Day 8: Dispatched With Full Transparency
Yesterday was supposed to be my first weekly round-up dispatch.
Home to my weekly practical post letting you guys in on the who, what, where, when, and how of the journey, Wednesday’s were going to house short informational guides for those interested in planning their own trip to the destinations I’ve been dispatching about throughout the previous week – i.e. how to book the same tour, what gear to bring, where to stay, how to obtain a visa, and more.
But this week I seriously struggled with my new work/life balance. I’ve only been living on the road for 8 days and am still trying to find my groove. It’s not as easy getting back as Stella makes it look…READ MORE
Day 7: Dispatched From Atop a Sleeping Indian
Ok so not the human kind. La India Dormida in El Valle de Anton, Panama is more like one gigantic Chia pet.
Taking the trail up over her head and traversing across the rest of her body before descending back down to town is a rewarding loop hike that lasts approximately 3 hours. En route to the summit you’ll encounter cascading waterfalls, dip pools, butterflies, and even pre-Columbian petroglyphs…READ MORE
Day 6: Dispatched Alongside a Change of Plans
The one thing I excel at in life is procrastination.
Whereas most people look down on this character trait, I look at it as an asset.
It’s not difficult to see why when looking at where I am now – lounging on an outdoor hammock surrounded by a lush green jungle I never knew existed until a few hours ago.

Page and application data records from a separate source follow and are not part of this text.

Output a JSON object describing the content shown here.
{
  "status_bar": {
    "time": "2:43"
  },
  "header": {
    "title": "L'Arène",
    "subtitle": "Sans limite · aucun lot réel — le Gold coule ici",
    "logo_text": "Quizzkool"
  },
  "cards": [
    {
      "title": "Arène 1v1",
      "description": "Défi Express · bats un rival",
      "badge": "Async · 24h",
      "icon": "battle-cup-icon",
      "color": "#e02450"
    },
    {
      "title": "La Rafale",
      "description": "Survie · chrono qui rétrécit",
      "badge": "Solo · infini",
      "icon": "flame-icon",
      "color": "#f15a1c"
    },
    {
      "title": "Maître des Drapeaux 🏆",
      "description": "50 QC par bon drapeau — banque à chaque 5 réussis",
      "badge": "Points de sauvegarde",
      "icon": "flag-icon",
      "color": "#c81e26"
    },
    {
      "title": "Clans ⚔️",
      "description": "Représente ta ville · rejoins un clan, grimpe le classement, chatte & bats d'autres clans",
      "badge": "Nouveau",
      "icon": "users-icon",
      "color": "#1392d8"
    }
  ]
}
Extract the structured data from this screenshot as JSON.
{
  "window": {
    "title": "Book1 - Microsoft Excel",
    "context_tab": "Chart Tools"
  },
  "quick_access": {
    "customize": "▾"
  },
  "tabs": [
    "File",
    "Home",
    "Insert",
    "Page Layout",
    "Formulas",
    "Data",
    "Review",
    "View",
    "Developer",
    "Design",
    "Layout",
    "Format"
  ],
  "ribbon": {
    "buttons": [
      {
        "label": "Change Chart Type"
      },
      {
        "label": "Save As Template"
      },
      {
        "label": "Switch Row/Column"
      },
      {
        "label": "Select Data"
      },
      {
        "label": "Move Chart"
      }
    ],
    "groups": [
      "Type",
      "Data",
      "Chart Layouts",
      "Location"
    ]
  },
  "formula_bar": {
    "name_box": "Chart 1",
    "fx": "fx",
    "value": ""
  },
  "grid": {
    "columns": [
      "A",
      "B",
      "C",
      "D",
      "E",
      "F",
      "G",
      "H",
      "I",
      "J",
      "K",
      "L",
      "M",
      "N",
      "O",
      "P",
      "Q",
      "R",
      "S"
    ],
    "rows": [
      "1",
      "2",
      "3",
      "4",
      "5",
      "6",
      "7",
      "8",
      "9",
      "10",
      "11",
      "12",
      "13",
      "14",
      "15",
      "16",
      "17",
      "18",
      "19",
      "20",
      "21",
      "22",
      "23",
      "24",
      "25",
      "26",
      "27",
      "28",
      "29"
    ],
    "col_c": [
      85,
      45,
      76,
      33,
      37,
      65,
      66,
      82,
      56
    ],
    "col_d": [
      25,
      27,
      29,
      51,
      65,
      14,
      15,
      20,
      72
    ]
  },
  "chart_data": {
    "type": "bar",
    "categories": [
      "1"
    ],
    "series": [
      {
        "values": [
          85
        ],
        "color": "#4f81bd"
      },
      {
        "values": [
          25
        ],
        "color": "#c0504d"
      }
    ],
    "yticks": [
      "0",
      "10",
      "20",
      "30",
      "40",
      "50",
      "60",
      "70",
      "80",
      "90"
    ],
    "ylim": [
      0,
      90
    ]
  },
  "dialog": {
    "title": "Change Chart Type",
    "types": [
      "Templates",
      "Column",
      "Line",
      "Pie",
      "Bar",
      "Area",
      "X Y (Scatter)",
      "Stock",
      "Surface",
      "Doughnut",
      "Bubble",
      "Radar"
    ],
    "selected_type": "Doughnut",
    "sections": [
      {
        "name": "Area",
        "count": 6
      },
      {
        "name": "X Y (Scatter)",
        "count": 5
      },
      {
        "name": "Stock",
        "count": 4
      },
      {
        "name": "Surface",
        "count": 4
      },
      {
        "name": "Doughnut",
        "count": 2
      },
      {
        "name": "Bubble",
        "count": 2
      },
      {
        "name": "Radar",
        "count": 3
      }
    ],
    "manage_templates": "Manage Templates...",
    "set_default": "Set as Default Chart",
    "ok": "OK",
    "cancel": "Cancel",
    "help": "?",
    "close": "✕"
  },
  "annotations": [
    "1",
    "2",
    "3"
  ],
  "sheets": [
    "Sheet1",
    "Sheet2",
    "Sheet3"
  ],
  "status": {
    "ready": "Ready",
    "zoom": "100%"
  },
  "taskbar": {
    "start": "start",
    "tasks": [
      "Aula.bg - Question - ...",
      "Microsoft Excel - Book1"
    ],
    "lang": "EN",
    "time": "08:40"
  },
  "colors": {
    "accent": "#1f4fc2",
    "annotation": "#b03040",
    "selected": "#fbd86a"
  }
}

My failure to reserve a sailboat to Colombia after procrastination hit me with a bad case of the I’ll book passage tomorrows is what brought me here. I put it off for four days only to get my act together in time to find all crossings for the week were fully booked. The earliest available slot wasn’t until Nov 30th. Needless to say this put a wrench in my plans…READ MORE
Day 5: Dispatched From the Old Town Where I’m Glad I Didn’t Stay
According to everyone I know who has visited Panama City, Casco Viejo (or the Old Town) is THE place to stay.
And of course by everyone I know I really mean guidebooks because I don’t have any friends who have been to Panama City. Not that I can recall anyway.
Far from the Miamiesque Marbella District where I’m currently staying, the Old Town is home to restored Spanish colonial architecture housing the city’s best restaurants, boutique hotels, and chic bars. Here, decrepit and derelict are replaced with buzz word descriptors like vintage and time-honored when characterizing Casco Viejo’s crumbling buildings and aged ambience…READ MORE
Day 4: Dispatched From the Mercado de Mariscos
By George it actually worked.
Me calling out the rain yesterday must have earned me its respect because – despite the dismal forecast – the entire day went by without a drop of rain. It was glorious.
The sun shined. The birds chirped. The skyline sparkled.
I left the hostel like I left my last boyfriend – quick and with euphoric bliss. Walking for 45 minutes along the Cinta Costera, a scenic waterfront pathway…READ MORE
Day 3: Dispatched While Pandering to the Rain
After three long days it continues to taunt me.
Or hell maybe it’s me doing the taunting. Honestly it’s been going on so long I can’t keep track of who has the next move – me or the torrential rain.
To see what I’ve been dealing with since arriving in Panama just check the weather app on your phone for Panama City. It looks something like this…READ MORE
Day 2: Dispatched Over “Un Juego de Pool”
A Panamanian, an American, a Venezuelan, and a Kiwi walk into a bar…READ MORE
Day 1: Dispatched From the Wrong Panamanian Bus Stop
Panama City was supposed to be easy.
What with its large American expat community, a cosmopolitan atmosphere not unlike Miami, its many English-speaking citizens, and a no-visa-needed policy for US residents. Hell, even its currency is low maintenance (hey there US Dollar, lookin’ fly).
For a seasoned traveler this was going to be cake.
Despite leaving my toiletry bag on the plane and having two machines reject my passport at border control, I waltzed up to the local bus stop at the end of the hidden outdoor corridor looking every bit the poster child for self confidence…READ MORE